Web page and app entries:

============

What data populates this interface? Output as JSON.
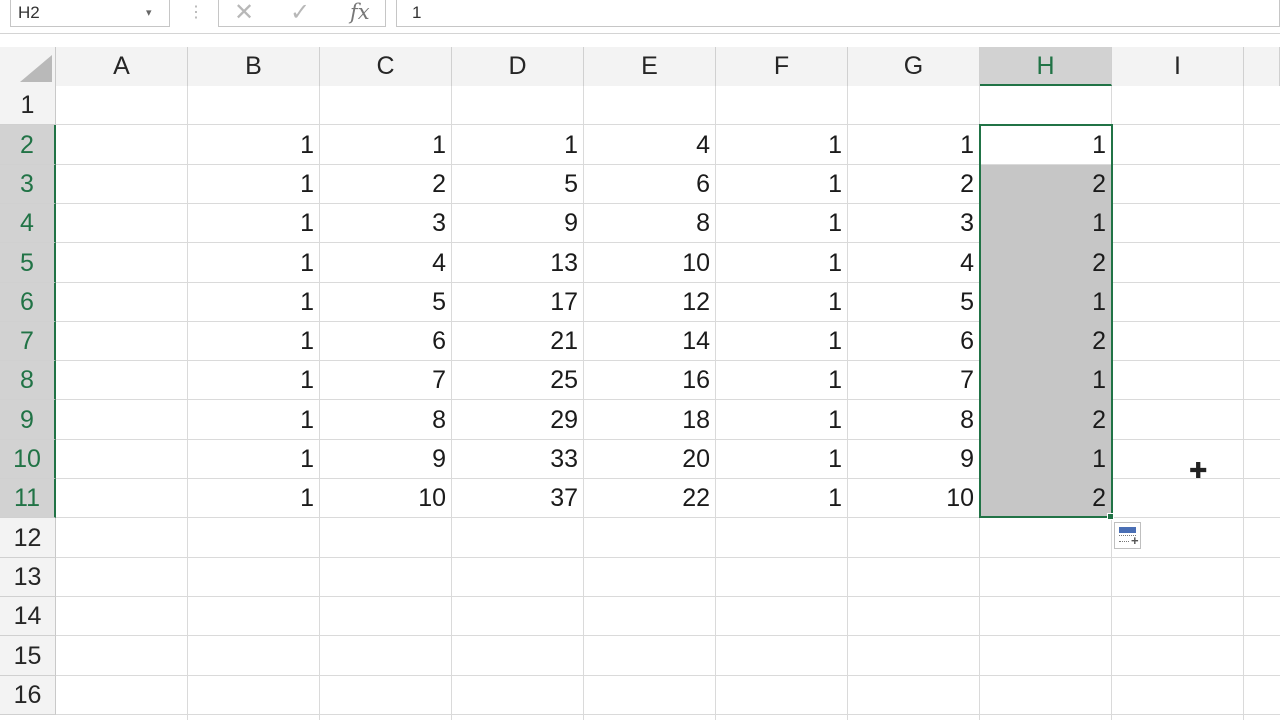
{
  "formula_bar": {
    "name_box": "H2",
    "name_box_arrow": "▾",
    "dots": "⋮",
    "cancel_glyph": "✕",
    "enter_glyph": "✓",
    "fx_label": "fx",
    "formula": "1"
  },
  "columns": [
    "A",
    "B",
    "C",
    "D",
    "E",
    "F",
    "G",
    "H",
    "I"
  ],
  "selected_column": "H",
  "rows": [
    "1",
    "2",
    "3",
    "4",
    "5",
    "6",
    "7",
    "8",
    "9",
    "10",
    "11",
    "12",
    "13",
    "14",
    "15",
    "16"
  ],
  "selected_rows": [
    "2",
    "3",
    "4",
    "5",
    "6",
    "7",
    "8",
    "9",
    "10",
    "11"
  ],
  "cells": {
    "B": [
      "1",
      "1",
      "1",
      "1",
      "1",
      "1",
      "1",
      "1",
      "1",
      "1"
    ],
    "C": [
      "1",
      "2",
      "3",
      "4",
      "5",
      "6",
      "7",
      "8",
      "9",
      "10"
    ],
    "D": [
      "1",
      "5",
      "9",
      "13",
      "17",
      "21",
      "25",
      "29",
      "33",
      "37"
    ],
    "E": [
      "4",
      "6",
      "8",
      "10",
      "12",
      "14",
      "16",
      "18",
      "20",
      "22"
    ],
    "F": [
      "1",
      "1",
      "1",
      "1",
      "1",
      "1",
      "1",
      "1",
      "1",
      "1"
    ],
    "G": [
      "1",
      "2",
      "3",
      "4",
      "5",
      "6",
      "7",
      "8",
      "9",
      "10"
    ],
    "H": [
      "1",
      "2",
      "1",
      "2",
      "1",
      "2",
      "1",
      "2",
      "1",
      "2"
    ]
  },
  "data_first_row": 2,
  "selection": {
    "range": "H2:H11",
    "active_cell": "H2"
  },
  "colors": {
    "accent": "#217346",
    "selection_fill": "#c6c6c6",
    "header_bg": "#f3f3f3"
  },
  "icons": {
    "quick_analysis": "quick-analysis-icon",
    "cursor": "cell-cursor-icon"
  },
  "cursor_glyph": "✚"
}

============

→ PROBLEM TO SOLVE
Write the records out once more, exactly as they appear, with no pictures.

→ SOLUTION TO THE PROBLEM
What data populates this interface? Output as JSON.
{
  "formula_bar": {
    "name_box": "H2",
    "name_box_arrow": "▾",
    "dots": "⋮",
    "cancel_glyph": "✕",
    "enter_glyph": "✓",
    "fx_label": "fx",
    "formula": "1"
  },
  "columns": [
    "A",
    "B",
    "C",
    "D",
    "E",
    "F",
    "G",
    "H",
    "I"
  ],
  "selected_column": "H",
  "rows": [
    "1",
    "2",
    "3",
    "4",
    "5",
    "6",
    "7",
    "8",
    "9",
    "10",
    "11",
    "12",
    "13",
    "14",
    "15",
    "16"
  ],
  "selected_rows": [
    "2",
    "3",
    "4",
    "5",
    "6",
    "7",
    "8",
    "9",
    "10",
    "11"
  ],
  "cells": {
    "B": [
      "1",
      "1",
      "1",
      "1",
      "1",
      "1",
      "1",
      "1",
      "1",
      "1"
    ],
    "C": [
      "1",
      "2",
      "3",
      "4",
      "5",
      "6",
      "7",
      "8",
      "9",
      "10"
    ],
    "D": [
      "1",
      "5",
      "9",
      "13",
      "17",
      "21",
      "25",
      "29",
      "33",
      "37"
    ],
    "E": [
      "4",
      "6",
      "8",
      "10",
      "12",
      "14",
      "16",
      "18",
      "20",
      "22"
    ],
    "F": [
      "1",
      "1",
      "1",
      "1",
      "1",
      "1",
      "1",
      "1",
      "1",
      "1"
    ],
    "G": [
      "1",
      "2",
      "3",
      "4",
      "5",
      "6",
      "7",
      "8",
      "9",
      "10"
    ],
    "H": [
      "1",
      "2",
      "1",
      "2",
      "1",
      "2",
      "1",
      "2",
      "1",
      "2"
    ]
  },
  "data_first_row": 2,
  "selection": {
    "range": "H2:H11",
    "active_cell": "H2"
  },
  "colors": {
    "accent": "#217346",
    "selection_fill": "#c6c6c6",
    "header_bg": "#f3f3f3"
  },
  "icons": {
    "quick_analysis": "quick-analysis-icon",
    "cursor": "cell-cursor-icon"
  },
  "cursor_glyph": "✚"
}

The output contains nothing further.